Field margin on a farm© Tim Scrivener

Top civil servants have been warned their handling of the government’s flagship Countryside Stewardship (CS) scheme simply isn’t good enough.

Two senior civil servants – Natural England chief operating officer Guy Thompson and Rural Payments Agency CAP delivery director Jo Broomfield – were summoned to appear before a committee of MPs on Tuesday (22 March).

Delays in stewardship agreements and payments made by the two government agencies are being investigated by the House of Commons environment food and rural affairs committee.

Farmers have complained the delays have left them unable to take advantage of the scheme.

See also: Stewardship delays prove headache for farmers

Natural England is believed to have received over 4,700 CS applications during 2016 for agreements due to start on 1 January 2017. 

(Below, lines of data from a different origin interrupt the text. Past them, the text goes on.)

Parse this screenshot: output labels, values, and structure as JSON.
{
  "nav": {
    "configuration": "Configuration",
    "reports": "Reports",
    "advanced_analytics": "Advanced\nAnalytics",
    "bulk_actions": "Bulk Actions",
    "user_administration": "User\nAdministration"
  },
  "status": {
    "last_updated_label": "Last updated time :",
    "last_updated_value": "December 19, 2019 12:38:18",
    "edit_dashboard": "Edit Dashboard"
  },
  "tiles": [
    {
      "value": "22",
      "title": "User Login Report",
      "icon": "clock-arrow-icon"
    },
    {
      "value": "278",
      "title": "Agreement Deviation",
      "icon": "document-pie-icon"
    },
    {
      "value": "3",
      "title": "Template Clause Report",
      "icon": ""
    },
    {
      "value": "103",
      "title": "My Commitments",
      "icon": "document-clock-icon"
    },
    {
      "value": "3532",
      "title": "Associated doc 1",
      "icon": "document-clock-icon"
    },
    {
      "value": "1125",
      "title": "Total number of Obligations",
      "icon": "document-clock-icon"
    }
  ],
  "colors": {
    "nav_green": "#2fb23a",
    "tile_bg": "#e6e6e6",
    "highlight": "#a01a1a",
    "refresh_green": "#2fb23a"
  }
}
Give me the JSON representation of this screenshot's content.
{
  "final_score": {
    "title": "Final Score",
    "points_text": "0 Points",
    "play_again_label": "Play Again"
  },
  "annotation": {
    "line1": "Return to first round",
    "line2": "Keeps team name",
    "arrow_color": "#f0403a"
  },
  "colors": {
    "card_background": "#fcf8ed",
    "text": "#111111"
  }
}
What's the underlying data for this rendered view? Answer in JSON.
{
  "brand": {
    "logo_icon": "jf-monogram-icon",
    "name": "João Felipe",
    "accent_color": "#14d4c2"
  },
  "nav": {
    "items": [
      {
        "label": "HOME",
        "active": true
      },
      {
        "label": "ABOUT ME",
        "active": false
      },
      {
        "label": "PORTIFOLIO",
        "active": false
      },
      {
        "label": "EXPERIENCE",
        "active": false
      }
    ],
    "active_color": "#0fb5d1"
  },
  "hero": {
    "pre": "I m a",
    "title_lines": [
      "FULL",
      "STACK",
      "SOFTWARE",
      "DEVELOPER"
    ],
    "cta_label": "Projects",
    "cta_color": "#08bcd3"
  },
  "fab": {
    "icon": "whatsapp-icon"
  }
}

But more than two months later, some farmers are still waiting to hear whether their applications have been successful.

‘Fast as we can’

Mr Thompson said Natural England was working “as fast as we can” to deliver agreements and payments to farmers.

“As of now, 86% of farmers have been paid and we are working with the residual 14% to get those payment claims processed as quickly as possible,” he said.

Committee chairman Neil Parish told Mr Thompson: “It is not good enough. If you were in the private sector and you were doing business with somebody and a year later you were still working out the rules, they would go somewhere else.

“I know you’re not in business. But why does it take so long when you change a system to get it right? We have been through this with the Basic Farm Payment and now we are in just such a mess with this stewardship scheme.”

Mr Thompson blamed delays on increasingly complex “control requirements” imposed by Brussels and tight resource constraints.

IT challenges

This meant there had been challenges recalibrating and setting up the IT system to deliver agreements and payments to farmers, he said.

“Countryside Stewardship without a doubt got off to an imperfect start,” admitted Mr Thompson. “Volumes [of applications] are still relatively low but we’ve done what we can within the constraints I have described to make it easier to put agreements in place.”

The NFU said it was pleased MPs were up to speed with the problems experienced by Natural England in terms of CS delivery.

NFU vice-president Guy Smith said: “Too often we are hearing Natural England using euphemistic terms such as ‘real-time management’ and ‘agile build’ when it comes to their approach. As farmers, we call that ‘suck it and see’ or ‘doing it by the seat of the pants’.

“This is not satisfactory and we want to see Natural England more on top of this very soon.”